“With the plastic LC connectors, that action of opening and closing, connecting and disconnecting causes stress fractures where the latch meets the connector and eventually, it will break off. It’s just a question of when,” said Adrian Young, Fluke Networks Fiber Certification Project Manager.
While the plastic connectors can last for as many as 1,000 insertions if they are used carefully, our customers told us that it’s typically less, and often a lot less. It’s not exactly easy to know when those connectors will break, making it difficult for everyone involved in a fiber testing job. Not only does a broken connector mean a technician has to find an immediate replacement which can delay jobs if new test cords aren’t on site but also adds unplanned expenses to the job.
Optimized Metal LC design
That’s where Fluke Networks engineers set out to optimize the design of the entire LC connector for fiber test reference cords. The Metal LC connector doesn’t just replace plastic with metal, the design process was focused on making the cords better all-around, leading to an all-new, patented design.
2. Rounded Latch Release: Easier on the Fingers
3. Rounded Corners for Easier Insertion
4. More Leverage: Less Force Required
5. Color Coded for Use with CertiFiber Pro: Reduces Setup Errors
Available for MM, SM, UPC and APC
Meets and ISO & TIA Intermateability Standards (LC)
The latch on the Metal LC connectors is a bit longer which provides more leverage so less force is required to disengage it. Where the plastic latch tends to be sort of “pointy”, the Metal latch is rounded for even more comfort. These small differences become noticeable when running hundreds of tests in a day. This design was tested for up to ten thousand cycles.

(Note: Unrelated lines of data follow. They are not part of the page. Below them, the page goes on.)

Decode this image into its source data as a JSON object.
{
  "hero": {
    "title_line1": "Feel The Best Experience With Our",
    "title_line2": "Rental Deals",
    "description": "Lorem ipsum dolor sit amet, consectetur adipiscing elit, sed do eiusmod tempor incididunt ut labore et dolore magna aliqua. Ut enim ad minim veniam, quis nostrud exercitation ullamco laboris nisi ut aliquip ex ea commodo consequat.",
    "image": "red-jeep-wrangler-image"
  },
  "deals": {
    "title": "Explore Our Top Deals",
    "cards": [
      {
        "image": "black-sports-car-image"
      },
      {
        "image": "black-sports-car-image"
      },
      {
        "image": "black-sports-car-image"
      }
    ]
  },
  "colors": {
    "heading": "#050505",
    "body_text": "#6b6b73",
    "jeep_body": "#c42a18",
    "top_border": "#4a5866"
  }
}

The connector barrel is designed with a radius on the corners where it inserts into the connector. If you look carefully, most plastic LC connectors are squared off with sharp corners. Fluke’s metal version has rounded off corners making it easier for connections to slide in. The rounded radius helps guide the ferrule into its connection point.
Replacing the plastic housing with metal allows these connectors to live a longer life than their plastic counterparts. The connector survived a host of tests to ensure they will last through many tests. The Metal LC connector is compliant with IEC 61754-20 and TIA-604-10B intermateability standards and passes all Telecordia GR-326-CORE durability tests including thermal, humidity, vibration, flex, impact, and salt spray.
While redesigning the connector should allow for a longer life of the tool, the fiber optic ferrule is still made of glass. The length of the connector’s life is still going to be dependent on that end face and how well it’s taken care of. Ensure your end face is properly cleaned before and after each test for the best possible life of the connector.
Using Metal LC Connectors
The Fluke Networks Metal LC connectors will be included with any test leads that include an LC connector already. The goal is to remove all plastic LC connectors in our test cords.
These test cords will also work with other vendors’ equipment, with the exception of our multimode Encircled Flux compliant Test Reference Cords designed specifically for the CertiFiber Pro. Always check your testers’ documentation to ensure you’re using acceptable test cords.
- The Metal LC Connector
- Cleaning Fiber End faces
- TIA Recognizes MPTL Connections and You Should Too
- How to Measure the Loss in the APC Connector?
- Is Your Fiber End Face Up to Scratch?